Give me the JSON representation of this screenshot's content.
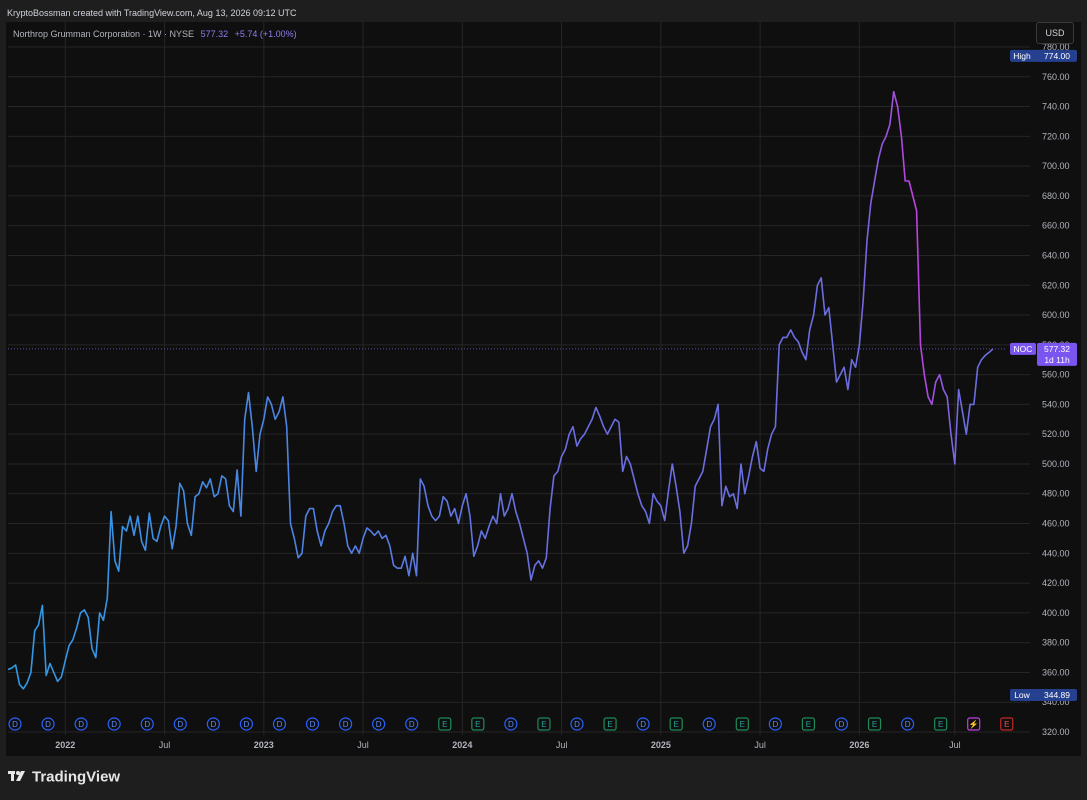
{
  "header": {
    "credit": "KryptoBossman created with TradingView.com, Aug 13, 2026 09:12 UTC"
  },
  "legend": {
    "symbol": "Northrop Grumman Corporation · 1W · NYSE",
    "price": "577.32",
    "change": "+5.74 (+1.00%)"
  },
  "currency_button": "USD",
  "footer": {
    "brand": "TradingView"
  },
  "colors": {
    "background": "#0f0f0f",
    "line_start": "#2e9be6",
    "line_mid": "#6a6ee0",
    "line_end": "#c23fe0",
    "label_blue": "#25408f",
    "label_purple": "#7b55f0"
  },
  "chart_data": {
    "type": "line",
    "title": "Northrop Grumman Corporation · 1W · NYSE",
    "series": [
      {
        "x_week_index": [
          0,
          1,
          2,
          3,
          4,
          5,
          6,
          7,
          8,
          9,
          10,
          11,
          12,
          13,
          14,
          15,
          16,
          17,
          18,
          19,
          20,
          21,
          22,
          23,
          24,
          25,
          26,
          27,
          28,
          29,
          30,
          31,
          32,
          33,
          34,
          35,
          36,
          37,
          38,
          39,
          40,
          41,
          42,
          43,
          44,
          45,
          46,
          47,
          48,
          49,
          50,
          51,
          52,
          53,
          54,
          55,
          56,
          57,
          58,
          59,
          60,
          61,
          62,
          63,
          64,
          65,
          66,
          67,
          68,
          69,
          70,
          71,
          72,
          73,
          74,
          75,
          76,
          77,
          78,
          79,
          80,
          81,
          82,
          83,
          84,
          85,
          86,
          87,
          88,
          89,
          90,
          91,
          92,
          93,
          94,
          95,
          96,
          97,
          98,
          99,
          100,
          101,
          102,
          103,
          104,
          105,
          106,
          107,
          108,
          109,
          110,
          111,
          112,
          113,
          114,
          115,
          116,
          117,
          118,
          119,
          120,
          121,
          122,
          123,
          124,
          125,
          126,
          127,
          128,
          129,
          130,
          131,
          132,
          133,
          134,
          135,
          136,
          137,
          138,
          139,
          140,
          141,
          142,
          143,
          144,
          145,
          146,
          147,
          148,
          149,
          150,
          151,
          152,
          153,
          154,
          155,
          156,
          157,
          158,
          159,
          160,
          161,
          162,
          163,
          164,
          165,
          166,
          167,
          168,
          169,
          170,
          171,
          172,
          173,
          174,
          175,
          176,
          177,
          178,
          179,
          180,
          181,
          182,
          183,
          184,
          185,
          186,
          187,
          188,
          189,
          190,
          191,
          192,
          193,
          194,
          195,
          196,
          197,
          198,
          199,
          200,
          201,
          202,
          203,
          204,
          205,
          206,
          207,
          208,
          209,
          210,
          211,
          212,
          213,
          214,
          215,
          216,
          217,
          218,
          219,
          220,
          221,
          222,
          223,
          224,
          225,
          226,
          227,
          228,
          229,
          230,
          231,
          232,
          233,
          234,
          235,
          236,
          237,
          238,
          239,
          240,
          241,
          242,
          243,
          244,
          245,
          246,
          247,
          248,
          249,
          250,
          251,
          252,
          253,
          254,
          255,
          256,
          257,
          258,
          259,
          260,
          261,
          262,
          263,
          264,
          265,
          266,
          267,
          268,
          269,
          270,
          271,
          272
        ],
        "values": [
          362,
          363,
          365,
          352,
          349,
          353,
          360,
          388,
          392,
          405,
          358,
          366,
          360,
          354,
          357,
          368,
          378,
          382,
          390,
          400,
          402,
          397,
          376,
          370,
          400,
          395,
          410,
          468,
          435,
          428,
          458,
          455,
          465,
          452,
          465,
          448,
          442,
          467,
          450,
          448,
          458,
          465,
          462,
          443,
          458,
          487,
          482,
          460,
          452,
          478,
          480,
          488,
          484,
          490,
          478,
          480,
          492,
          490,
          472,
          468,
          496,
          465,
          530,
          548,
          525,
          495,
          520,
          530,
          545,
          540,
          530,
          535,
          545,
          525,
          460,
          450,
          437,
          440,
          465,
          470,
          470,
          455,
          445,
          455,
          460,
          468,
          472,
          472,
          460,
          445,
          440,
          445,
          440,
          450,
          457,
          455,
          452,
          455,
          450,
          452,
          445,
          432,
          430,
          430,
          438,
          425,
          440,
          425,
          490,
          485,
          472,
          465,
          462,
          465,
          478,
          475,
          465,
          470,
          460,
          472,
          480,
          465,
          438,
          445,
          455,
          450,
          458,
          465,
          460,
          480,
          465,
          470,
          480,
          468,
          460,
          450,
          440,
          422,
          432,
          435,
          430,
          437,
          470,
          492,
          495,
          505,
          510,
          520,
          525,
          512,
          517,
          520,
          525,
          530,
          538,
          532,
          525,
          520,
          525,
          530,
          528,
          495,
          505,
          500,
          490,
          480,
          472,
          468,
          460,
          480,
          475,
          472,
          462,
          482,
          500,
          485,
          468,
          440,
          445,
          460,
          485,
          490,
          495,
          510,
          525,
          530,
          540,
          472,
          485,
          478,
          480,
          470,
          500,
          480,
          492,
          505,
          515,
          497,
          495,
          510,
          520,
          525,
          580,
          585,
          585,
          590,
          585,
          582,
          575,
          570,
          590,
          600,
          620,
          625,
          600,
          605,
          580,
          555,
          560,
          565,
          550,
          570,
          565,
          580,
          610,
          650,
          675,
          690,
          705,
          715,
          720,
          728,
          750,
          740,
          720,
          690,
          690,
          680,
          670,
          580,
          560,
          545,
          540,
          555,
          560,
          550,
          545,
          520,
          500,
          550,
          535,
          520,
          540,
          540,
          565,
          570,
          573,
          575,
          577.32
        ],
        "color_gradient": [
          "#2e9be6",
          "#6a6ee0",
          "#c23fe0"
        ]
      }
    ],
    "x_tick_labels": [
      "2022",
      "Jul",
      "2023",
      "Jul",
      "2024",
      "Jul",
      "2025",
      "Jul",
      "2026",
      "Jul"
    ],
    "y_tick_labels": [
      "320.00",
      "340.00",
      "360.00",
      "380.00",
      "400.00",
      "420.00",
      "440.00",
      "460.00",
      "480.00",
      "500.00",
      "520.00",
      "540.00",
      "560.00",
      "580.00",
      "600.00",
      "620.00",
      "640.00",
      "660.00",
      "680.00",
      "700.00",
      "720.00",
      "740.00",
      "760.00",
      "780.00"
    ],
    "ylim": [
      318,
      782
    ],
    "grid": true,
    "price_labels": {
      "high_label": "High",
      "high_value": "774.00",
      "low_label": "Low",
      "low_value": "344.89",
      "last_symbol": "NOC",
      "last_value": "577.32",
      "countdown": "1d 11h"
    },
    "events": {
      "markers": [
        "D",
        "D",
        "D",
        "D",
        "D",
        "D",
        "D",
        "D",
        "D",
        "D",
        "D",
        "D",
        "D",
        "E",
        "E",
        "D",
        "E",
        "D",
        "E",
        "D",
        "E",
        "D",
        "E",
        "D",
        "E",
        "D",
        "E",
        "D",
        "E",
        "⚡",
        "E"
      ]
    }
  }
}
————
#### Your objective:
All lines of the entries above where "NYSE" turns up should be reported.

#### Task response:
    "symbol": "Northrop Grumman Corporation · 1W · NYSE",
    "title": "Northrop Grumman Corporation · 1W · NYSE",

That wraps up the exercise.